*** Begin section ***
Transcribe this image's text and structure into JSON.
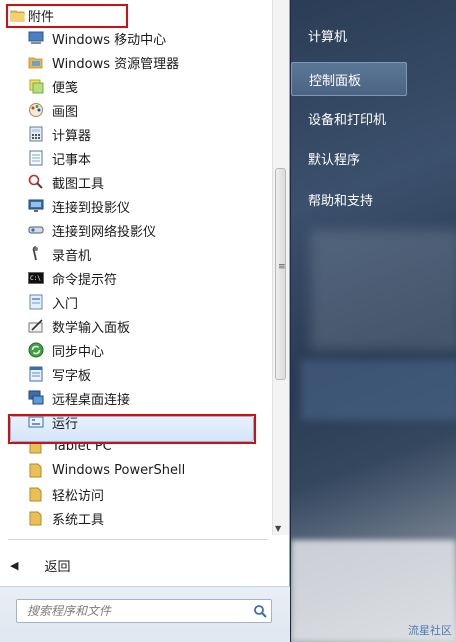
{
  "menu": {
    "header_label": "附件",
    "items": [
      {
        "label": "Windows 移动中心",
        "icon": "mobility-center-icon"
      },
      {
        "label": "Windows 资源管理器",
        "icon": "explorer-folder-icon"
      },
      {
        "label": "便笺",
        "icon": "sticky-notes-icon"
      },
      {
        "label": "画图",
        "icon": "paint-icon"
      },
      {
        "label": "计算器",
        "icon": "calculator-icon"
      },
      {
        "label": "记事本",
        "icon": "notepad-icon"
      },
      {
        "label": "截图工具",
        "icon": "snipping-tool-icon"
      },
      {
        "label": "连接到投影仪",
        "icon": "projector-icon"
      },
      {
        "label": "连接到网络投影仪",
        "icon": "network-projector-icon"
      },
      {
        "label": "录音机",
        "icon": "microphone-icon"
      },
      {
        "label": "命令提示符",
        "icon": "command-prompt-icon"
      },
      {
        "label": "入门",
        "icon": "getting-started-icon"
      },
      {
        "label": "数学输入面板",
        "icon": "math-input-icon"
      },
      {
        "label": "同步中心",
        "icon": "sync-center-icon"
      },
      {
        "label": "写字板",
        "icon": "wordpad-icon"
      },
      {
        "label": "远程桌面连接",
        "icon": "remote-desktop-icon"
      },
      {
        "label": "运行",
        "icon": "run-icon"
      },
      {
        "label": "Tablet PC",
        "icon": "folder-icon"
      },
      {
        "label": "Windows PowerShell",
        "icon": "folder-icon"
      },
      {
        "label": "轻松访问",
        "icon": "folder-icon"
      },
      {
        "label": "系统工具",
        "icon": "folder-icon"
      }
    ]
  },
  "back_label": "返回",
  "search": {
    "placeholder": "搜索程序和文件"
  },
  "right_panel": {
    "items": [
      {
        "label": "计算机"
      },
      {
        "label": "控制面板"
      },
      {
        "label": "设备和打印机"
      },
      {
        "label": "默认程序"
      },
      {
        "label": "帮助和支持"
      }
    ]
  },
  "watermark": "流星社区",
  "colors": {
    "highlight_box": "#d01010",
    "selection": "#d4e5f8",
    "right_panel_bg": "#2b3d56"
  }
}
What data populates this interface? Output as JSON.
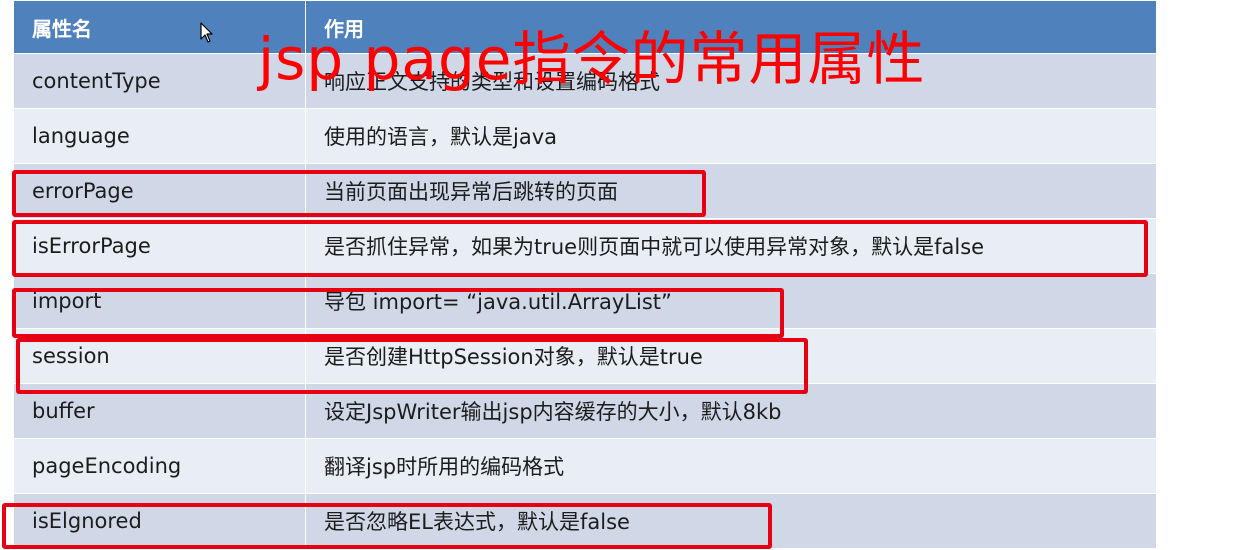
{
  "overlay_title": "jsp  page指令的常用属性",
  "table": {
    "headers": [
      "属性名",
      "作用"
    ],
    "rows": [
      {
        "name": "contentType",
        "desc": "响应正文支持的类型和设置编码格式"
      },
      {
        "name": "language",
        "desc": "使用的语言，默认是java"
      },
      {
        "name": "errorPage",
        "desc": "当前页面出现异常后跳转的页面"
      },
      {
        "name": "isErrorPage",
        "desc": "是否抓住异常，如果为true则页面中就可以使用异常对象，默认是false"
      },
      {
        "name": "import",
        "desc": "导包 import= “java.util.ArrayList”"
      },
      {
        "name": "session",
        "desc": "是否创建HttpSession对象，默认是true"
      },
      {
        "name": "buffer",
        "desc": "设定JspWriter输出jsp内容缓存的大小，默认8kb"
      },
      {
        "name": "pageEncoding",
        "desc": "翻译jsp时所用的编码格式"
      },
      {
        "name": "isElgnored",
        "desc": "是否忽略EL表达式，默认是false"
      }
    ]
  },
  "colors": {
    "header_bg": "#4f81bd",
    "row_odd": "#d0d8e8",
    "row_even": "#e9edf4",
    "annotation_red": "#e60012"
  }
}
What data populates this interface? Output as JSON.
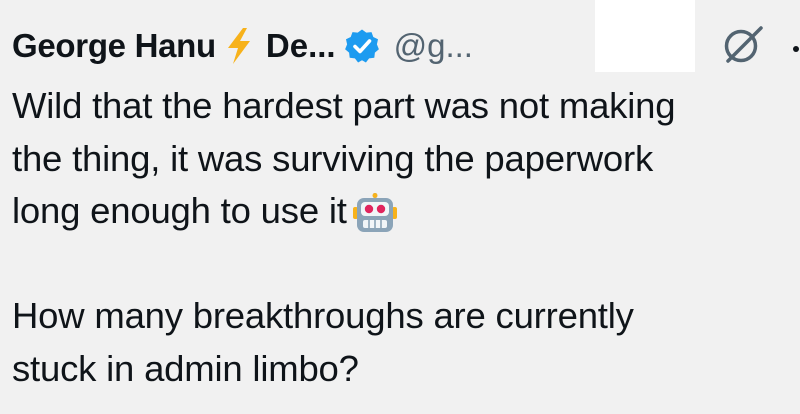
{
  "tweet": {
    "author_name": "George Hanu",
    "bolt_icon": "lightning-bolt-icon",
    "display_name_suffix": "De...",
    "verified_icon": "verified-badge-icon",
    "handle": "@g...",
    "grok_icon": "grok-icon",
    "more_icon": "more-options-icon",
    "body_lines": [
      "Wild that the hardest part was not making",
      "the thing, it was surviving the paperwork",
      "long enough to use it",
      "How many breakthroughs are currently",
      "stuck in admin limbo?"
    ],
    "emoji": "robot-face-emoji",
    "colors": {
      "background": "#f1f1f1",
      "text": "#0f1419",
      "handle": "#536471",
      "verified": "#1d9bf0",
      "bolt": "#f7b21b"
    }
  }
}
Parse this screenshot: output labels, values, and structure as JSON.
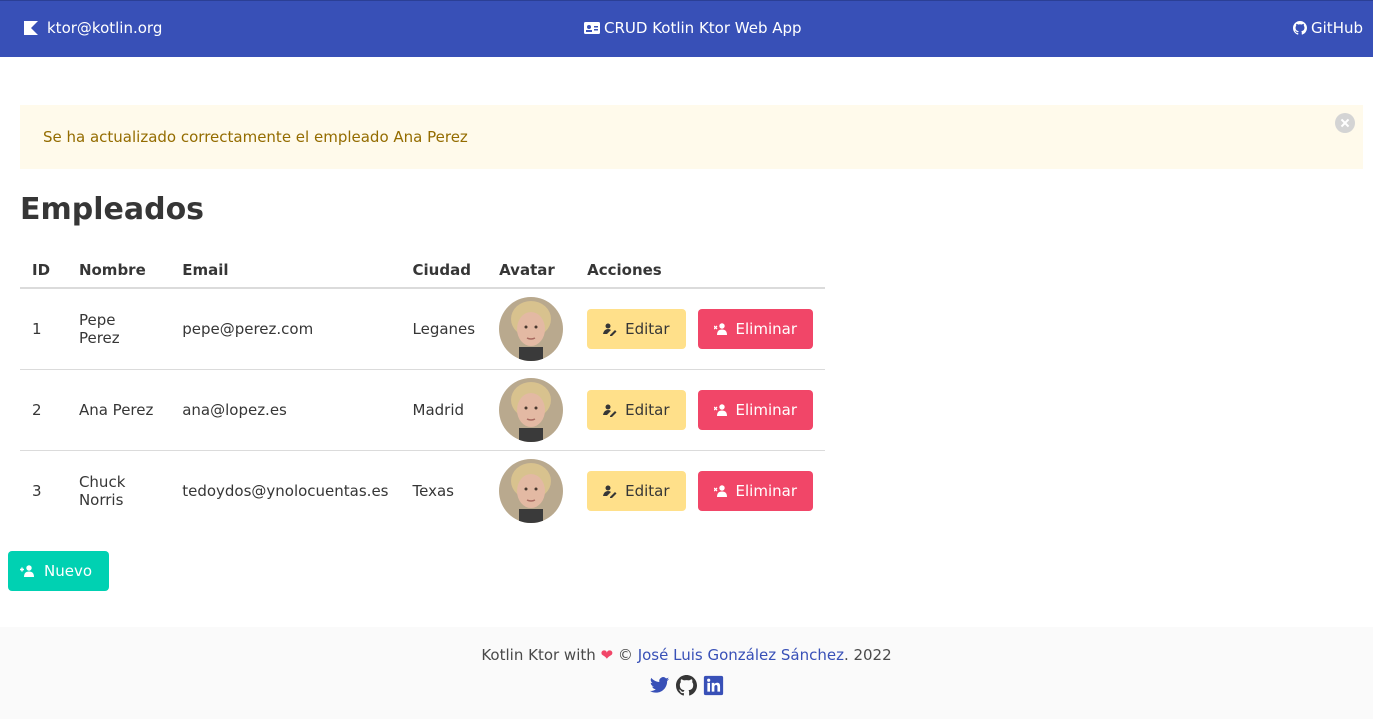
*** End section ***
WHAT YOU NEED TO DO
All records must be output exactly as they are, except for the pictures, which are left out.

SOLVED PROBLEM
Transcribe this image's text and structure into JSON.
{
  "menu": {
    "header_label": "附件",
    "items": [
      {
        "label": "Windows 移动中心",
        "icon": "mobility-center-icon"
      },
      {
        "label": "Windows 资源管理器",
        "icon": "explorer-folder-icon"
      },
      {
        "label": "便笺",
        "icon": "sticky-notes-icon"
      },
      {
        "label": "画图",
        "icon": "paint-icon"
      },
      {
        "label": "计算器",
        "icon": "calculator-icon"
      },
      {
        "label": "记事本",
        "icon": "notepad-icon"
      },
      {
        "label": "截图工具",
        "icon": "snipping-tool-icon"
      },
      {
        "label": "连接到投影仪",
        "icon": "projector-icon"
      },
      {
        "label": "连接到网络投影仪",
        "icon": "network-projector-icon"
      },
      {
        "label": "录音机",
        "icon": "microphone-icon"
      },
      {
        "label": "命令提示符",
        "icon": "command-prompt-icon"
      },
      {
        "label": "入门",
        "icon": "getting-started-icon"
      },
      {
        "label": "数学输入面板",
        "icon": "math-input-icon"
      },
      {
        "label": "同步中心",
        "icon": "sync-center-icon"
      },
      {
        "label": "写字板",
        "icon": "wordpad-icon"
      },
      {
        "label": "远程桌面连接",
        "icon": "remote-desktop-icon"
      },
      {
        "label": "运行",
        "icon": "run-icon"
      },
      {
        "label": "Tablet PC",
        "icon": "folder-icon"
      },
      {
        "label": "Windows PowerShell",
        "icon": "folder-icon"
      },
      {
        "label": "轻松访问",
        "icon": "folder-icon"
      },
      {
        "label": "系统工具",
        "icon": "folder-icon"
      }
    ]
  },
  "back_label": "返回",
  "search": {
    "placeholder": "搜索程序和文件"
  },
  "right_panel": {
    "items": [
      {
        "label": "计算机"
      },
      {
        "label": "控制面板"
      },
      {
        "label": "设备和打印机"
      },
      {
        "label": "默认程序"
      },
      {
        "label": "帮助和支持"
      }
    ]
  },
  "watermark": "流星社区",
  "colors": {
    "highlight_box": "#d01010",
    "selection": "#d4e5f8",
    "right_panel_bg": "#2b3d56"
  }
}
What data populates this interface? Output as JSON.
{
  "overlay_title": "jsp  page指令的常用属性",
  "table": {
    "headers": [
      "属性名",
      "作用"
    ],
    "rows": [
      {
        "name": "contentType",
        "desc": "响应正文支持的类型和设置编码格式"
      },
      {
        "name": "language",
        "desc": "使用的语言，默认是java"
      },
      {
        "name": "errorPage",
        "desc": "当前页面出现异常后跳转的页面"
      },
      {
        "name": "isErrorPage",
        "desc": "是否抓住异常，如果为true则页面中就可以使用异常对象，默认是false"
      },
      {
        "name": "import",
        "desc": "导包 import= “java.util.ArrayList”"
      },
      {
        "name": "session",
        "desc": "是否创建HttpSession对象，默认是true"
      },
      {
        "name": "buffer",
        "desc": "设定JspWriter输出jsp内容缓存的大小，默认8kb"
      },
      {
        "name": "pageEncoding",
        "desc": "翻译jsp时所用的编码格式"
      },
      {
        "name": "isElgnored",
        "desc": "是否忽略EL表达式，默认是false"
      }
    ]
  },
  "colors": {
    "header_bg": "#4f81bd",
    "row_odd": "#d0d8e8",
    "row_even": "#e9edf4",
    "annotation_red": "#e60012"
  }
}
What data populates this interface? Output as JSON.
{
  "tweet": {
    "author_name": "George Hanu",
    "bolt_icon": "lightning-bolt-icon",
    "display_name_suffix": "De...",
    "verified_icon": "verified-badge-icon",
    "handle": "@g...",
    "grok_icon": "grok-icon",
    "more_icon": "more-options-icon",
    "body_lines": [
      "Wild that the hardest part was not making",
      "the thing, it was surviving the paperwork",
      "long enough to use it",
      "How many breakthroughs are currently",
      "stuck in admin limbo?"
    ],
    "emoji": "robot-face-emoji",
    "colors": {
      "background": "#f1f1f1",
      "text": "#0f1419",
      "handle": "#536471",
      "verified": "#1d9bf0",
      "bolt": "#f7b21b"
    }
  }
}
Parse this screenshot: output labels, values, and structure as JSON.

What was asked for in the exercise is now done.